With a clerical job interview scheduled for 9 o’clock, I grabbed Mom’s mauve Donna Karan hand-me-down suit, showered in the communal bathroom, arriving overdressed to the dorm cafeteria at 6 a.m. I scrawled Lisa and Zero’s tackiness down in my trusty spiral notebook where, like Didion, I recorded everything. Meanwhile I landed the $22,000 a year secretary gig.
Like Didion, I was sure magic might strike any second. Refusing to hear Lisa and Zero moan nightly, I found a cheap one-bedroom share, crashing on a futon in the then wildly dangerous East Village. (“It’s the Lower East Side,” Dad screamed. “The realtors are lying!”) My temporary fix lasted seven years. It took a lot longer to get a real mattress, a partner to share it with, and to make Manhattan mine.

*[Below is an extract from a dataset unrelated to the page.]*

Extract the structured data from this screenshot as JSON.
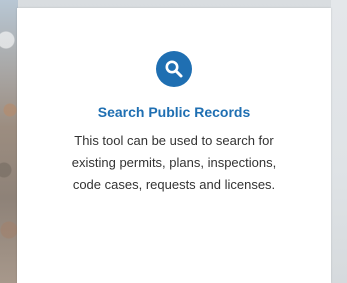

My eighth year east, I sunk into despair at 28, recalling Didion’s depression at that age. Dumped by the Dylan biographer I’d moved in with, I sublet part of a Flower District loft. Awakened by noise at 3 a.m., I turned on the light to discover a rat eating the Saran Wrap off popcorn on the counter. Horrified, I called Gary, now an L.A. filmmaker. He stayed on the phone until dawn, joking he’d extend his “weirdness offer.” I hoped Gary would sweep me off to sanity and sunshine, the way Didion chronicled her rescue by John Gregory Dunne.
That didn’t happen. So I took notes on my romantic rejections (which would eventually form my first book) while juggling babysitting, proofreading, transcription. “You’re freelance everything,” my mother complained.
At 35, I wedded my own brilliant older screenwriter (who — weirdly — shared Gary’s last name). We flirted with bicoastal living in Didion’s L.A. playground, but borrowed the down payment for a two bedroom, two bath in Greenwich Village.
Around my 20-year New York anniversary, at a dinner party, a playwright pal introduced her Great Neck guest. “Three kids in the burbs,” the playwright whispered. “Lisa’s husband made a mint selling his copy place.” She mentioned its unusual name.
“My first NYU roommate worked there,” I recalled. “Redheaded actress.”
The hostess’s Lisa was my first roommate in Gotham. I planned to confront Lisa on her rudeness years before, about to spill my sordid memory to this 40-ish pastel-clad mommy I wouldn’t have recognized.
“Gosh, you’re the Sue I keep hearing about? I love your work,” Lisa said. She eyeballed my tight black Levis, black cashmere sweater, black cowboy boots. “You look great. You’re still downtown? Man, I miss the Village. I gave up acting. But you really made it.”
Had I? For the first time I thought: Wow. Maybe this was making it.
Staring at Lisa now, I told her, “Small world. So nice to see you again,” deciding to be classy (and saving the tacky story of Zero to spill later).
I recalled Lisa and Zero shaking my resolve on the eve of my new life. Yet I never gave up hoping the city would return my affection. Neither did Didion, who — in a magical moment at a recent award ceremony — touched my hand when I complimented her latest memoir. She’d actually returned to Manhattan in her 50s, betraying her famous claim that New York was just for the youthful. I found it to be the opposite: a crazy luminous kingdom, conquered only with perseverance. Dismayed my students don’t know her work, I assign her essay, constantly quoting her warning that “a writer’s always selling someone out.”
Susan Shapiro’s new novel “What’s Never Said” is set in the ‘80s in New York and Tel Aviv. Follow her on Twitter @ @susanshapironet